* _Exercise data_
+ + +
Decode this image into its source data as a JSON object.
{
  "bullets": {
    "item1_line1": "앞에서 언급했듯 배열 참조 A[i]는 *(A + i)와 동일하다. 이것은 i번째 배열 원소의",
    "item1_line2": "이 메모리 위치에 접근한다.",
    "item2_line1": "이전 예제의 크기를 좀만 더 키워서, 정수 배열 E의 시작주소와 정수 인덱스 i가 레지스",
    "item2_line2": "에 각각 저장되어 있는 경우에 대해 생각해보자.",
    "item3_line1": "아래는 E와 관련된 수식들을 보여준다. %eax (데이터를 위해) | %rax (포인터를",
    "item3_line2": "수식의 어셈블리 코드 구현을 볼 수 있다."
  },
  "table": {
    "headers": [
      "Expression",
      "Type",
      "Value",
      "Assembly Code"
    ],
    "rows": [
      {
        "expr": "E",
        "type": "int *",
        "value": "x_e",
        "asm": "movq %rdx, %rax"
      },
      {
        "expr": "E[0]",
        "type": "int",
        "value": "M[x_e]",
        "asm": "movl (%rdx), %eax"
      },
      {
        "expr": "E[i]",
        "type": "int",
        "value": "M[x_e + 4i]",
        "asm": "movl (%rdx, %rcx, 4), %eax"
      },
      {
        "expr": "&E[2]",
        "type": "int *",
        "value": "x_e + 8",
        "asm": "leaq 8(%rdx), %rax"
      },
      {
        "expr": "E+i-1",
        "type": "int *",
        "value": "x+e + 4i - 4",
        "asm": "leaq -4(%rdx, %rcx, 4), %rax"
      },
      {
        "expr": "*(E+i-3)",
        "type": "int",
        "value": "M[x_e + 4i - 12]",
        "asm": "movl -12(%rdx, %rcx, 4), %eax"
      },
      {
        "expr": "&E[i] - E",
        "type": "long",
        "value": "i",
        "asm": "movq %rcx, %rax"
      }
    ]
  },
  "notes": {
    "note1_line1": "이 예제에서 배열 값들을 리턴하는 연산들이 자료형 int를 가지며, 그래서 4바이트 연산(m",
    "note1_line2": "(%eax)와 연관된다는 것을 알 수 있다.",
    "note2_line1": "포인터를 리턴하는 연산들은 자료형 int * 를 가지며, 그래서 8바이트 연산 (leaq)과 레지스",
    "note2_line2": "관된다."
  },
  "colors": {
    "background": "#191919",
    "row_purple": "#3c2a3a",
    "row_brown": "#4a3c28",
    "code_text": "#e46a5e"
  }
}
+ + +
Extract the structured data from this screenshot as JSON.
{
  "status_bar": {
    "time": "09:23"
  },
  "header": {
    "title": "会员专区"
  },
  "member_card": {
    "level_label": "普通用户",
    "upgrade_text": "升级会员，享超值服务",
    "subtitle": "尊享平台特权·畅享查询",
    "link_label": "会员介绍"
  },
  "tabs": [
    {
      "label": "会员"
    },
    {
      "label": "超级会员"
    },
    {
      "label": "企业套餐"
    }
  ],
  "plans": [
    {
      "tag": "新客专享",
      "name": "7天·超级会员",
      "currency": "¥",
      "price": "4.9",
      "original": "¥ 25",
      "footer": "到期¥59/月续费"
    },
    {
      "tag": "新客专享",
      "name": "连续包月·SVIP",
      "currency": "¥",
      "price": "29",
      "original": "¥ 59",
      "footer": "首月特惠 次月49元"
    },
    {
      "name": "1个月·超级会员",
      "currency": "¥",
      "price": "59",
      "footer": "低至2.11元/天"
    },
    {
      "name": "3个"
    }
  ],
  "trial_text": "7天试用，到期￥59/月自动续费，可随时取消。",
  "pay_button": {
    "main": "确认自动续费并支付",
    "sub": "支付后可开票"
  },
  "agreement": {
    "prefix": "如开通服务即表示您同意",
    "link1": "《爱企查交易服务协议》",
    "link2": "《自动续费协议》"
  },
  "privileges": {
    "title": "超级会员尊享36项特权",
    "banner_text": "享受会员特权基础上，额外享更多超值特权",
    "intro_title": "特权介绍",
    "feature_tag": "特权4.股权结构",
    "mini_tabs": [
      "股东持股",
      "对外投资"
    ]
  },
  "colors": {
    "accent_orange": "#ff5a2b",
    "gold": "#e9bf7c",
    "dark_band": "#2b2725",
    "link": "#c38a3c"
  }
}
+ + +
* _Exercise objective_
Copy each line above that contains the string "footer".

* _Answer below_
      "footer": "到期¥59/月续费"
      "footer": "首月特惠 次月49元"
      "footer": "低至2.11元/天"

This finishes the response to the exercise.